• [Task]:
Scan the lines below for the word "TradingView". Copy each line you find it in.
═══ Supplied records ═══
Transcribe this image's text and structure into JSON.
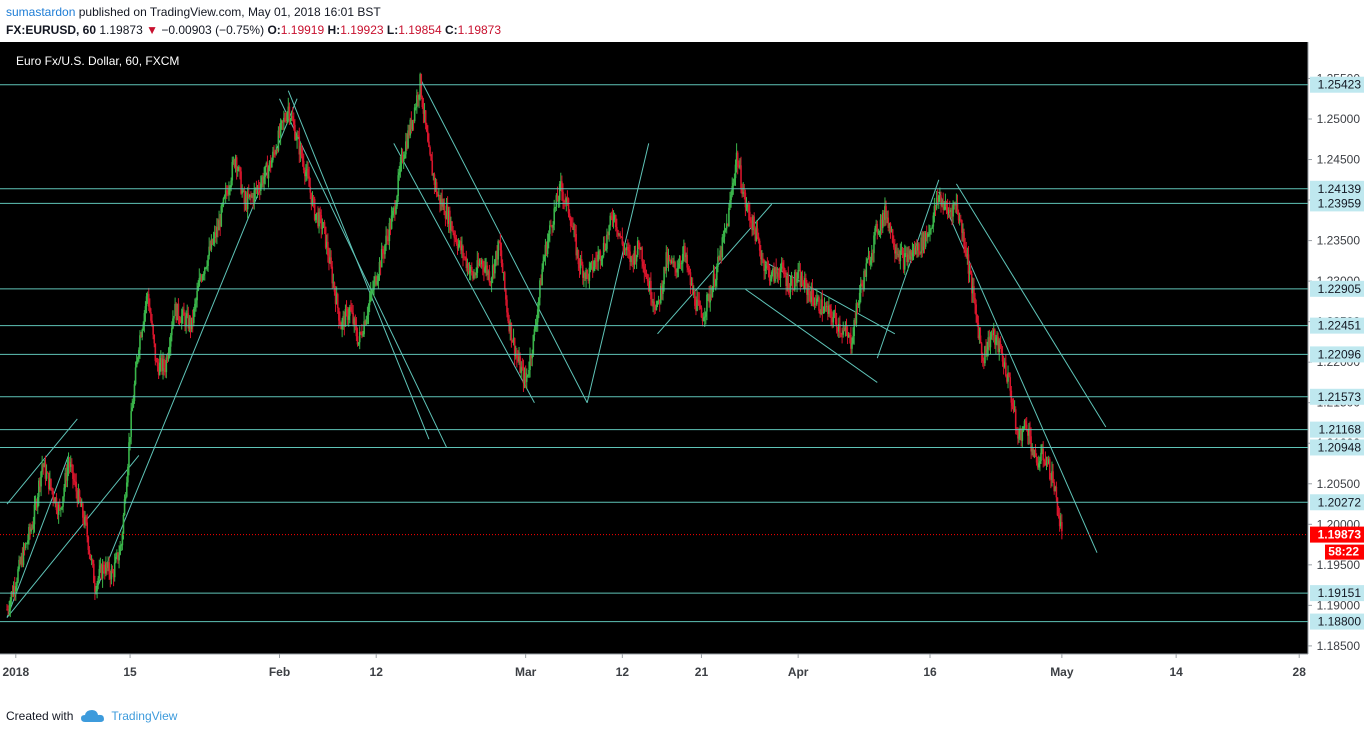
{
  "header": {
    "author": "sumastardon",
    "published": "published on TradingView.com, May 01, 2018 16:01 BST",
    "symbol": "FX:EURUSD, 60",
    "last": "1.19873",
    "change": "−0.00903 (−0.75%)",
    "o_label": "O:",
    "o_value": "1.19919",
    "h_label": "H:",
    "h_value": "1.19923",
    "l_label": "L:",
    "l_value": "1.19854",
    "c_label": "C:",
    "c_value": "1.19873"
  },
  "footer": {
    "created_with": "Created with",
    "brand": "TradingView"
  },
  "colors": {
    "background": "#000000",
    "up": "#3ab54a",
    "down": "#d8152c",
    "line": "#5fc4b8",
    "price": "#ff0000",
    "label_bg": "#bfe8ef"
  },
  "chart_data": {
    "type": "candlestick",
    "title": "Euro Fx/U.S. Dollar, 60, FXCM",
    "ylim": [
      1.184,
      1.2595
    ],
    "x_range_days": [
      0,
      148
    ],
    "y_ticks": [
      "1.18500",
      "1.19000",
      "1.19500",
      "1.20000",
      "1.20500",
      "1.21000",
      "1.21500",
      "1.22000",
      "1.22500",
      "1.23000",
      "1.23500",
      "1.24000",
      "1.24500",
      "1.25000",
      "1.25500"
    ],
    "y_tick_values": [
      1.185,
      1.19,
      1.195,
      1.2,
      1.205,
      1.21,
      1.215,
      1.22,
      1.225,
      1.23,
      1.235,
      1.24,
      1.245,
      1.25,
      1.255
    ],
    "x_ticks": [
      {
        "label": "2018",
        "day": 1
      },
      {
        "label": "15",
        "day": 14
      },
      {
        "label": "Feb",
        "day": 31
      },
      {
        "label": "12",
        "day": 42
      },
      {
        "label": "Mar",
        "day": 59
      },
      {
        "label": "12",
        "day": 70
      },
      {
        "label": "21",
        "day": 79
      },
      {
        "label": "Apr",
        "day": 90
      },
      {
        "label": "16",
        "day": 105
      },
      {
        "label": "May",
        "day": 120
      },
      {
        "label": "14",
        "day": 133
      },
      {
        "label": "28",
        "day": 147
      }
    ],
    "horizontal_levels": [
      "1.25423",
      "1.24139",
      "1.23959",
      "1.22905",
      "1.22451",
      "1.22096",
      "1.21573",
      "1.21168",
      "1.20948",
      "1.20272",
      "1.19151",
      "1.18800"
    ],
    "current_price": "1.19873",
    "countdown": "58:22",
    "price_path": [
      [
        0,
        1.1895
      ],
      [
        3,
        1.2005
      ],
      [
        4,
        1.2075
      ],
      [
        6,
        1.2015
      ],
      [
        7,
        1.2078
      ],
      [
        9,
        1.1995
      ],
      [
        10,
        1.1925
      ],
      [
        11,
        1.1948
      ],
      [
        12,
        1.1938
      ],
      [
        13,
        1.1975
      ],
      [
        14,
        1.2115
      ],
      [
        15,
        1.2225
      ],
      [
        16,
        1.2285
      ],
      [
        17,
        1.2195
      ],
      [
        18,
        1.2195
      ],
      [
        19,
        1.2265
      ],
      [
        21,
        1.2245
      ],
      [
        22,
        1.2305
      ],
      [
        24,
        1.2365
      ],
      [
        26,
        1.2455
      ],
      [
        27,
        1.2395
      ],
      [
        28,
        1.2405
      ],
      [
        30,
        1.2445
      ],
      [
        32,
        1.2515
      ],
      [
        34,
        1.2435
      ],
      [
        35,
        1.2385
      ],
      [
        36,
        1.2365
      ],
      [
        38,
        1.2245
      ],
      [
        39,
        1.2265
      ],
      [
        40,
        1.2225
      ],
      [
        42,
        1.2305
      ],
      [
        44,
        1.2385
      ],
      [
        45,
        1.2455
      ],
      [
        46,
        1.2495
      ],
      [
        47,
        1.2545
      ],
      [
        48,
        1.2455
      ],
      [
        49,
        1.2405
      ],
      [
        50,
        1.2385
      ],
      [
        51,
        1.2355
      ],
      [
        53,
        1.2305
      ],
      [
        54,
        1.2325
      ],
      [
        55,
        1.2305
      ],
      [
        56,
        1.2345
      ],
      [
        57,
        1.2255
      ],
      [
        58,
        1.2205
      ],
      [
        59,
        1.2175
      ],
      [
        60,
        1.2235
      ],
      [
        61,
        1.2325
      ],
      [
        62,
        1.2375
      ],
      [
        63,
        1.2415
      ],
      [
        64,
        1.2385
      ],
      [
        65,
        1.2325
      ],
      [
        66,
        1.2305
      ],
      [
        68,
        1.2345
      ],
      [
        69,
        1.2385
      ],
      [
        70,
        1.2345
      ],
      [
        71,
        1.2325
      ],
      [
        72,
        1.2345
      ],
      [
        73,
        1.2295
      ],
      [
        74,
        1.2265
      ],
      [
        75,
        1.2325
      ],
      [
        76,
        1.2315
      ],
      [
        77,
        1.2335
      ],
      [
        78,
        1.2285
      ],
      [
        79,
        1.2255
      ],
      [
        80,
        1.2285
      ],
      [
        81,
        1.2325
      ],
      [
        82,
        1.2375
      ],
      [
        83,
        1.2455
      ],
      [
        84,
        1.2395
      ],
      [
        85,
        1.2365
      ],
      [
        86,
        1.2325
      ],
      [
        87,
        1.2305
      ],
      [
        88,
        1.2315
      ],
      [
        89,
        1.2295
      ],
      [
        90,
        1.2305
      ],
      [
        92,
        1.2275
      ],
      [
        94,
        1.2255
      ],
      [
        96,
        1.2225
      ],
      [
        97,
        1.2285
      ],
      [
        98,
        1.2325
      ],
      [
        99,
        1.2365
      ],
      [
        100,
        1.2385
      ],
      [
        101,
        1.2345
      ],
      [
        102,
        1.2325
      ],
      [
        104,
        1.2345
      ],
      [
        105,
        1.2365
      ],
      [
        106,
        1.2405
      ],
      [
        107,
        1.2385
      ],
      [
        108,
        1.2395
      ],
      [
        109,
        1.2345
      ],
      [
        110,
        1.2275
      ],
      [
        111,
        1.2205
      ],
      [
        112,
        1.2235
      ],
      [
        113,
        1.2215
      ],
      [
        114,
        1.2175
      ],
      [
        115,
        1.2105
      ],
      [
        116,
        1.2125
      ],
      [
        117,
        1.2075
      ],
      [
        118,
        1.2085
      ],
      [
        119,
        1.2055
      ],
      [
        120,
        1.19873
      ]
    ],
    "trend_lines": [
      [
        [
          0,
          1.1885
        ],
        [
          7,
          1.2085
        ]
      ],
      [
        [
          0,
          1.2025
        ],
        [
          8,
          1.213
        ]
      ],
      [
        [
          0,
          1.1885
        ],
        [
          15,
          1.2085
        ]
      ],
      [
        [
          10,
          1.1915
        ],
        [
          33,
          1.2525
        ]
      ],
      [
        [
          32,
          1.2535
        ],
        [
          48,
          1.2105
        ]
      ],
      [
        [
          31,
          1.2525
        ],
        [
          50,
          1.2095
        ]
      ],
      [
        [
          44,
          1.247
        ],
        [
          60,
          1.215
        ]
      ],
      [
        [
          47,
          1.255
        ],
        [
          66,
          1.215
        ]
      ],
      [
        [
          66,
          1.215
        ],
        [
          73,
          1.247
        ]
      ],
      [
        [
          74,
          1.2235
        ],
        [
          87,
          1.2395
        ]
      ],
      [
        [
          86,
          1.2325
        ],
        [
          101,
          1.2235
        ]
      ],
      [
        [
          84,
          1.229
        ],
        [
          99,
          1.2175
        ]
      ],
      [
        [
          99,
          1.2205
        ],
        [
          106,
          1.2425
        ]
      ],
      [
        [
          106,
          1.241
        ],
        [
          124,
          1.1965
        ]
      ],
      [
        [
          108,
          1.242
        ],
        [
          125,
          1.212
        ]
      ]
    ]
  }
}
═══
• [Output of the exercise]:
    "published": "published on TradingView.com, May 01, 2018 16:01 BST",
    "brand": "TradingView"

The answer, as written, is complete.